Scout Clean Energy has withdrawn its application to the state for expedited processing of its application to build a wind farm stretching 24 miles along the Horse Heaven Hills south of the Tri-Cities.
Its application to the Washington state Energy Facility Site Evaluation Council will move forward, but no longer with a request to shorten the process.
The state council may approve expedited processing for projects in compliance with land use plans and zoning ordinances and if the environmental impacts of the project are found to be not significant or could be mitigated to a level that makes them not significant.
“Scout completed a robust environmental checklist as part of our application materials, and were confident our project met the criteria for expedited review,” said Dave Kobus the lead project manager for the proposed Horse Heaven Wind Farm.
“However, we received feedback that some members of the local community were concerned the process may limit public involvement, and took that to heart,” he said.
It notified the state council that it is willing to pursue a full environmental impact statement to allow a robust environmental review with full participation by local residents and others, he said.
The announcement came Monday evening, less than 24 hours before the first Washington state public information meeting and hearing on the project.
It is set for 5 p.m. Tuesday, March 30. Questions will be answered from 5 to 5:30 p.m., followed by a presentation and then a public hearing.
Anyone wishing to comment must sign up by 5 p.m. the day of the meeting by calling 360-664-1345 or emailing email@example.com.
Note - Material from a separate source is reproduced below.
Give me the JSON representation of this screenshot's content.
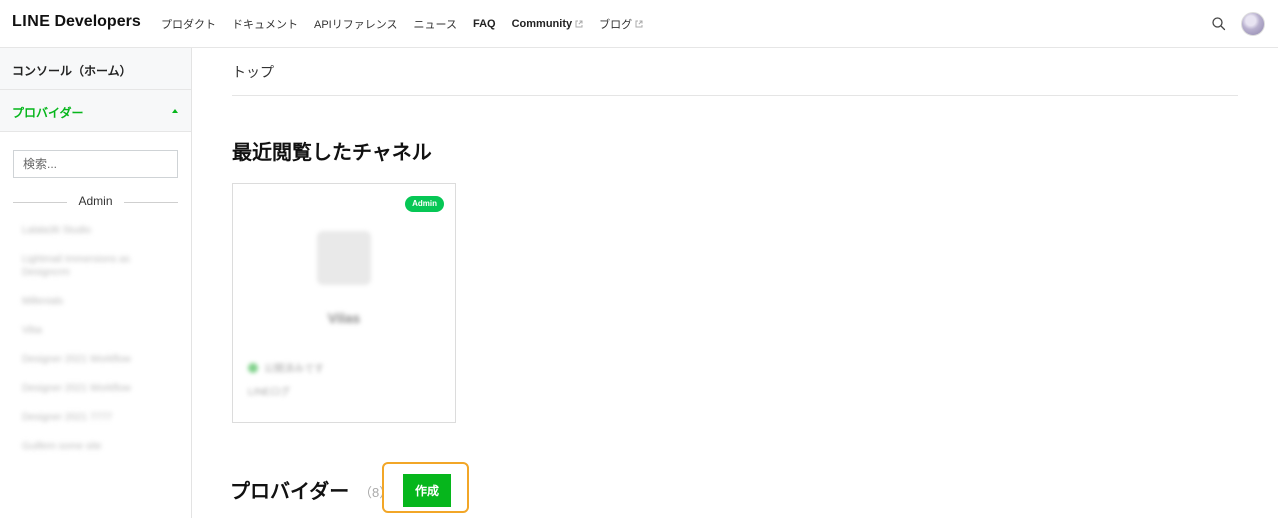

Comments also may be emailed to that address or mailed to EFSEC, P.O. Box 47250, Olympia, WA 98504.
The meeting will be held online via Skype at bit.ly/EFSECmeetingHH and also will have telephone access at 360-407-3810. The meeting ID is 6702140#.
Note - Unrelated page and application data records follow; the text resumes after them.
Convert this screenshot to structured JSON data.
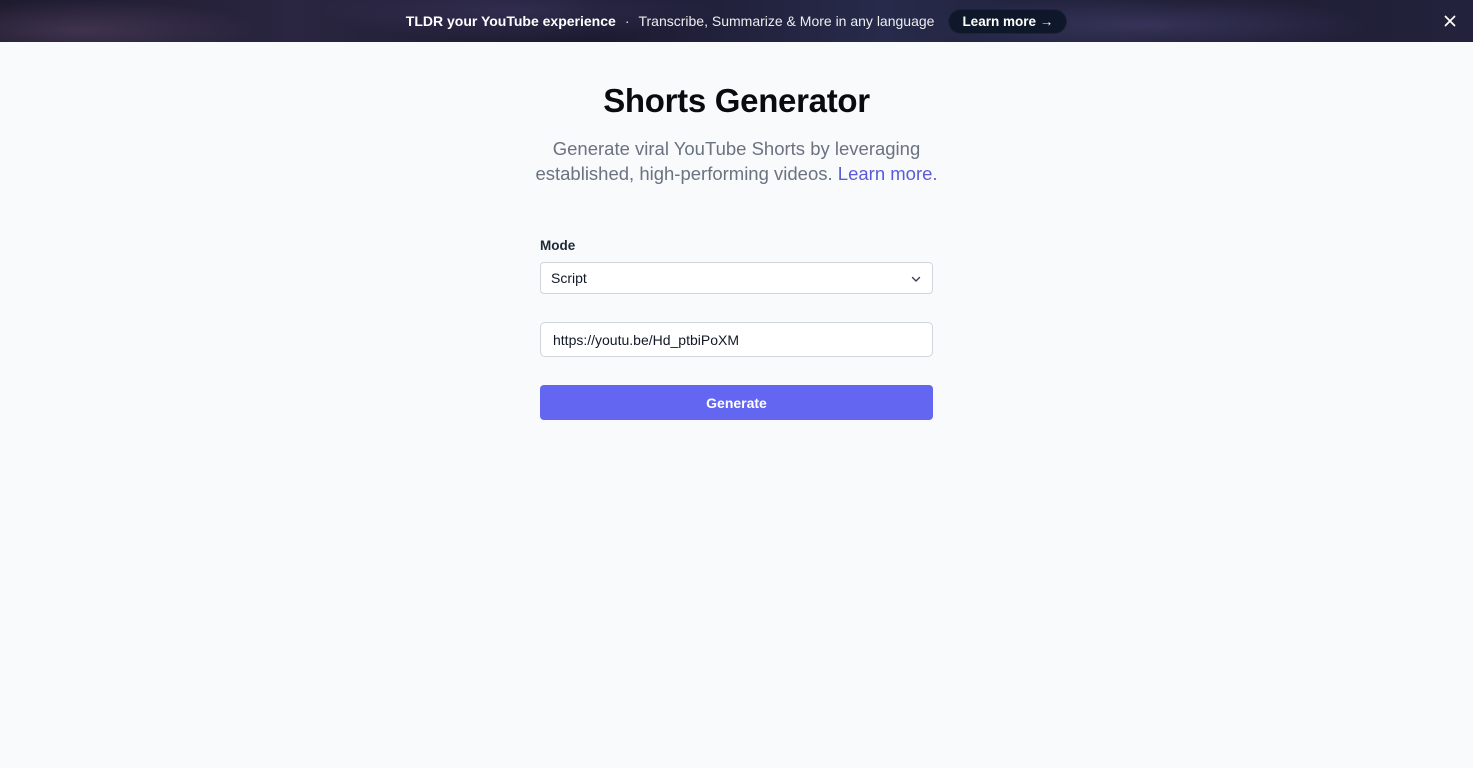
{
  "banner": {
    "title": "TLDR your YouTube experience",
    "separator": "·",
    "subtitle": "Transcribe, Summarize & More in any language",
    "cta_label": "Learn more →",
    "close_icon": "close-icon"
  },
  "page": {
    "title": "Shorts Generator",
    "subtitle": "Generate viral YouTube Shorts by leveraging established, high-performing videos.",
    "learn_more": "Learn more."
  },
  "form": {
    "mode_label": "Mode",
    "mode_selected": "Script",
    "chevron_icon": "chevron-down-icon",
    "url_value": "https://youtu.be/Hd_ptbiPoXM",
    "generate_label": "Generate"
  },
  "colors": {
    "accent": "#6366f1",
    "link": "#5b5bd6",
    "background": "#f8fafc",
    "banner_button": "#0f172a"
  }
}
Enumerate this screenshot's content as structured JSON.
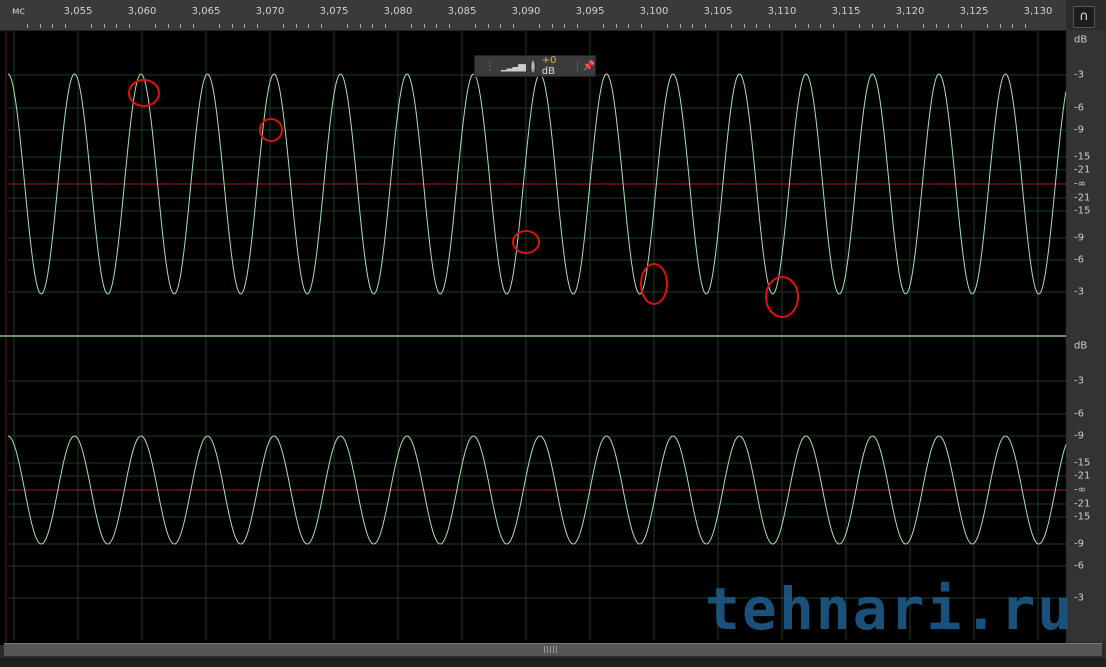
{
  "ruler": {
    "unit": "мс",
    "ticks": [
      "3,055",
      "3,060",
      "3,065",
      "3,070",
      "3,075",
      "3,080",
      "3,085",
      "3,090",
      "3,095",
      "3,100",
      "3,105",
      "3,110",
      "3,115",
      "3,120",
      "3,125",
      "3,130"
    ]
  },
  "snap_icon": "magnet-icon",
  "hud": {
    "gain": "+0",
    "unit": "dB",
    "icons": [
      "grip-icon",
      "level-meter-icon",
      "volume-knob-icon",
      "pin-icon"
    ]
  },
  "db_scale": {
    "channel1": [
      "dB",
      "-3",
      "-6",
      "-9",
      "-15",
      "-21",
      "-∞",
      "-21",
      "-15",
      "-9",
      "-6",
      "-3"
    ],
    "channel2": [
      "dB",
      "-3",
      "-6",
      "-9",
      "-15",
      "-21",
      "-∞",
      "-21",
      "-15",
      "-9",
      "-6",
      "-3"
    ]
  },
  "watermark": "tehnari.ru",
  "colors": {
    "wave": "#a8e0b0",
    "zero_line": "#9b1f2a",
    "grid": "#1f3a26",
    "highlight": "#e01010"
  }
}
Scout Clean Energy is proposing a 112-square-mile clean energy production site, with wind turbines that would stretch along the Horse Heaven Hills from south of Finley to south of Benton City. The developed area of the project would cover about 10 square miles.
The Colorado-based company is considering two options.
One would have 244 turbines standing up to almost 500 feet tall.
The other option would be to install fewer, but taller, turbines. There would be 150 turbines standing up to 670 feet tall.
The Seattle Space Needle is 605 feet tall.
The project also will include solar facilities and battery storage systems for an energy generating capacity of up to 1,150 megawatts.
Nearly 70 landowners, some of them who have farmed south of the Tri-Cities for generations, have reached agreement with Scout Energy to lease their land.
Tri-Cities port opposed
The latest local opposition to the project comes from the Port of Pasco, which announced Monday that it was concerned the wind turbines would damage the scenic vistas of the Tri-Cities area, harming tourism and economic development.
The project might hamper flights to and from the Tri-Cities Airport, which the Port of Pasco operates, the port said in a resolution approved by commissioners. An airspace study has not been done, it said.
Commissioners also are concerned that a disproportionate share of wind turbines are being placed in southeast Washington state, with almost none in Western Washington or coastal waters.
“The fair treatment goal of environmental justice means no group of people should bear a disproportionate share of the negative environmental consequences resulting from industrial, governmental and commercial operations or policies,” it said.